Posted at 3 Jun 2015

Interview with Guy Moorhouse

Designer, developer and animator Guy Moorhouse talks about collaborating with illustrator Malika Favre and his plans for an iOS game.

You recently designed a new site for illustrator Malika Favre. How did you come to work on this project?

Malika and I have known each other for quite a while, pretty much since our days working together at Airside. We also collaborated a couple of years ago on her Kama Sutra project and found we just work really well together. We'd talked a number of times about me making a site and shop for her. It was really just a question of finding the right time when we were both free of other commitments and could make it happen.

What was the most fun aspect?

It's just great working with someone who already knows how you think and approach problems - it makes the process a pleasure. Neither of us is afraid to say when we think something isn't working. It's about being honest and putting the work first. I think how well projects end up is intrinsically linked to the relationships between the people that make them.

What were you listening to while you worked on it?

I'm quite obsessive when it comes to music. I'll get into a few things and then listen to them incessantly until I just have to listen to something else. Then I'll repeat that process again. Working on this site I think I was listening to quite a bit of Panda Bear and Dan Deacon. I've also been listening a lot to Ghostly's Hohokum soundtrack and since watching Ex Machina, this Oliver Cheatham track has been pretty much on a loop.

What are you experimenting with at the moment in design and code?

I've been playing with Processing and making animations for a side project I have called Mooooooving which I'm really enjoying. I've also had an idea for an iOS game brewing for a while and it's looking hopeful that I'll be able to get that underway as part of a collaboration with an iOS developer. It'll be nice to focus more on graphics and art direction for a bit. I like not staying working in one discipline for too long.

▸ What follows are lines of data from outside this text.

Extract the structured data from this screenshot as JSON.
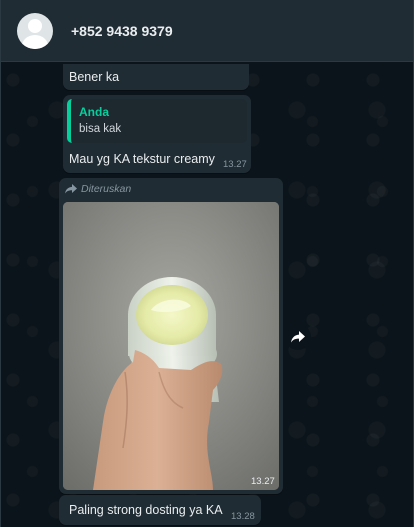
{
  "header": {
    "contact_name": "+852 9438 9379"
  },
  "messages": {
    "m1": {
      "text": "Bener ka"
    },
    "m2": {
      "quote_author": "Anda",
      "quote_text": "bisa kak",
      "text": "Mau yg KA tekstur creamy",
      "time": "13.27"
    },
    "m3": {
      "forwarded_label": "Diteruskan",
      "time": "13.27"
    },
    "m4": {
      "text": "Paling strong dosting ya KA",
      "time": "13.28"
    }
  },
  "colors": {
    "header_bg": "#202c33",
    "bubble_bg": "#202c33",
    "quote_accent": "#06cf9c",
    "chat_bg": "#0b141a"
  },
  "icons": {
    "forwarded": "forward-arrow-icon",
    "forward_button": "share-arrow-icon"
  }
}
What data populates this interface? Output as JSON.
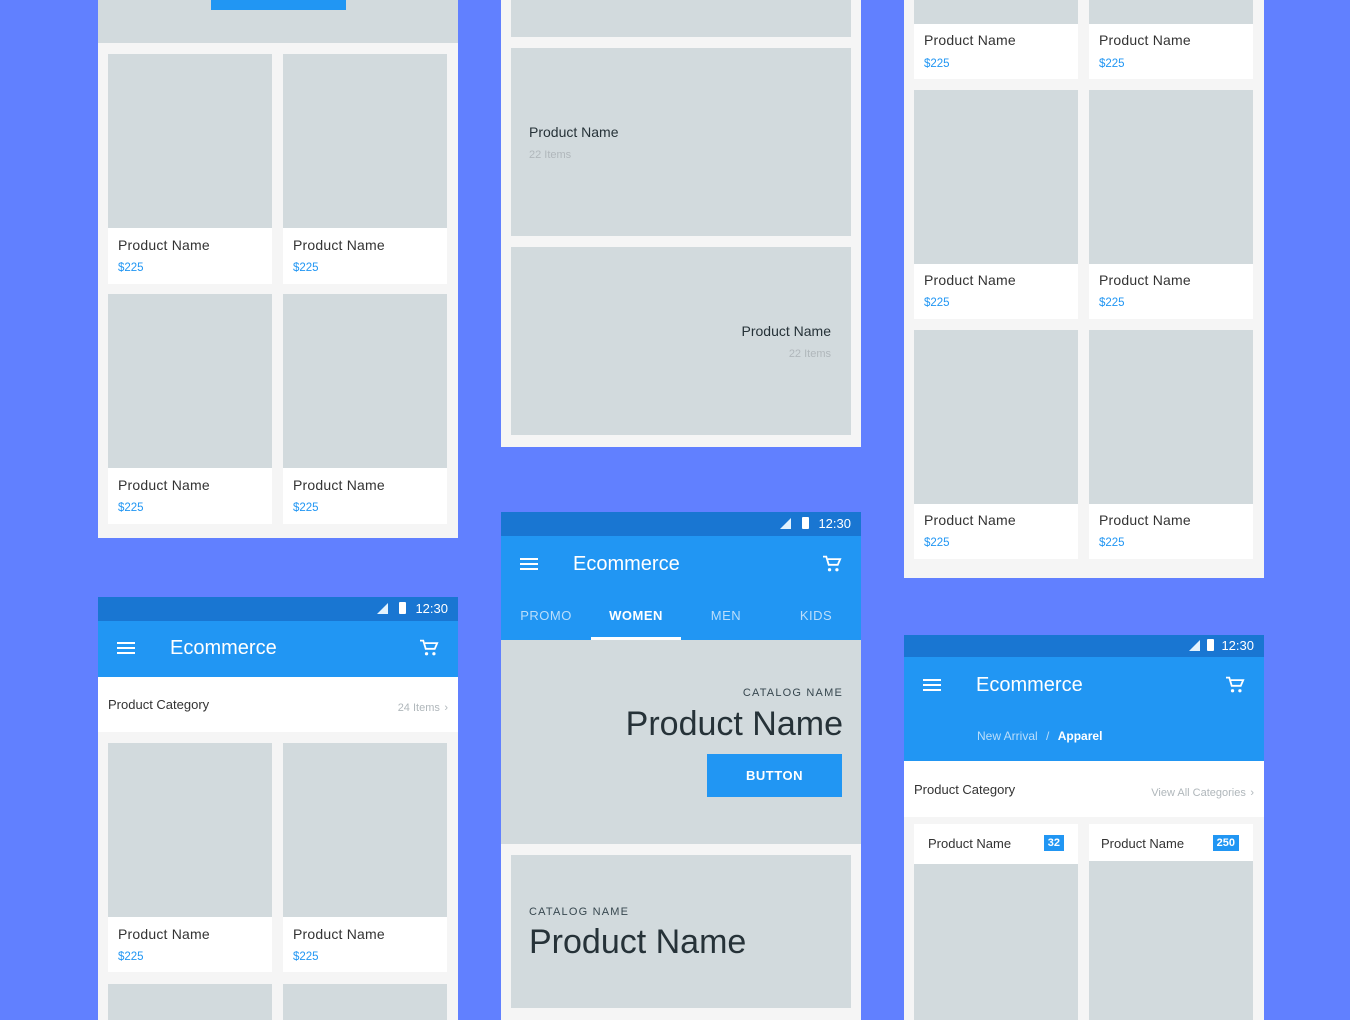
{
  "product": {
    "name": "Product Name",
    "price": "$225",
    "items": "22 Items"
  },
  "app": {
    "title": "Ecommerce",
    "time": "12:30"
  },
  "screen1": {
    "button_label": ""
  },
  "screen4": {
    "category_label": "Product Category",
    "category_count": "24 Items"
  },
  "screen5": {
    "tabs": [
      "PROMO",
      "WOMEN",
      "MEN",
      "KIDS"
    ],
    "active_tab": "WOMEN",
    "catalog_label": "CATALOG NAME",
    "hero_title": "Product Name",
    "button_label": "BUTTON"
  },
  "screen6": {
    "breadcrumb": [
      "New Arrival",
      "Apparel"
    ],
    "breadcrumb_sep": "/",
    "category_label": "Product Category",
    "view_all": "View All Categories",
    "badges": [
      "32",
      "250"
    ]
  },
  "icons": {
    "chevron": "chevron-right-icon",
    "menu": "menu-icon",
    "cart": "cart-icon"
  },
  "colors": {
    "background": "#6180FF",
    "primary": "#2196F3",
    "primary_dark": "#1976D2",
    "placeholder": "#D2DADD",
    "price": "#2196F3"
  }
}
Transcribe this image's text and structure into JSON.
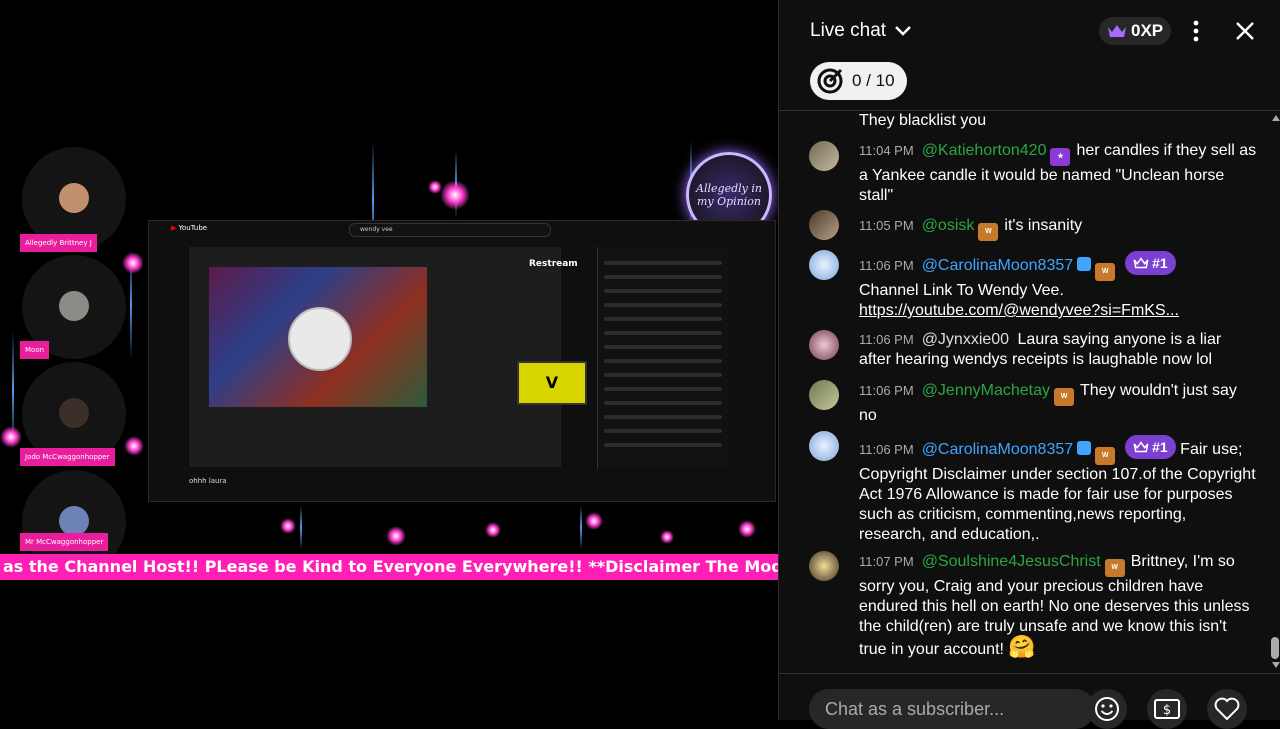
{
  "stage": {
    "guests": [
      {
        "name": "Allegedly Brittney J"
      },
      {
        "name": "Moon"
      },
      {
        "name": "Jodo McCwaggonhopper"
      },
      {
        "name": "Mr McCwaggonhopper"
      }
    ],
    "logo_text": "Allegedly in my Opinion",
    "share": {
      "yt_logo": "YouTube",
      "search_query": "wendy vee",
      "restream_label": "Restream",
      "vbox_label": "V",
      "video_title": "ohhh laura"
    },
    "ticker_text": "as the Channel Host!! PLease be Kind to Everyone Everywhere!! **Disclaimer The Moderators Main"
  },
  "chat": {
    "title": "Live chat",
    "xp_label": "0XP",
    "goal": "0 / 10",
    "input_placeholder": "Chat as a subscriber...",
    "messages": [
      {
        "text": "They blacklist you"
      },
      {
        "time": "11:04 PM",
        "author": "@Katiehorton420",
        "text": "her candles if they sell as a Yankee candle it would be named \"Unclean horse stall\""
      },
      {
        "time": "11:05 PM",
        "author": "@osisk",
        "text": "it's insanity"
      },
      {
        "time": "11:06 PM",
        "author": "@CarolinaMoon8357",
        "rank": "#1",
        "text": "Channel Link To Wendy Vee.",
        "link": "https://youtube.com/@wendyvee?si=FmKS..."
      },
      {
        "time": "11:06 PM",
        "author": "@Jynxxie00",
        "text": "Laura saying anyone is a liar after hearing wendys receipts is laughable now lol"
      },
      {
        "time": "11:06 PM",
        "author": "@JennyMachetay",
        "text": "They wouldn't just say no"
      },
      {
        "time": "11:06 PM",
        "author": "@CarolinaMoon8357",
        "rank": "#1",
        "text": "Fair use; Copyright Disclaimer under section 107.of the Copyright Act 1976 Allowance is made for fair use for purposes such as criticism, commenting,news reporting, research, and education,."
      },
      {
        "time": "11:07 PM",
        "author": "@Soulshine4JesusChrist",
        "text": "Brittney, I'm so sorry you, Craig and your precious children have endured this hell on earth! No one deserves this unless the child(ren) are truly unsafe and we know this isn't true in your account!",
        "emoji": "🤗"
      }
    ]
  },
  "colors": {
    "ticker": "#ff1fb4",
    "rank_badge": "#7b3fd2",
    "author_green": "#2ba640",
    "owner_blue": "#3ea6ff"
  }
}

It's just great working with someone who already knows how you think and approach problems—it makes the process a pleasure. Neither of us is afraid to say when we think something isn't working.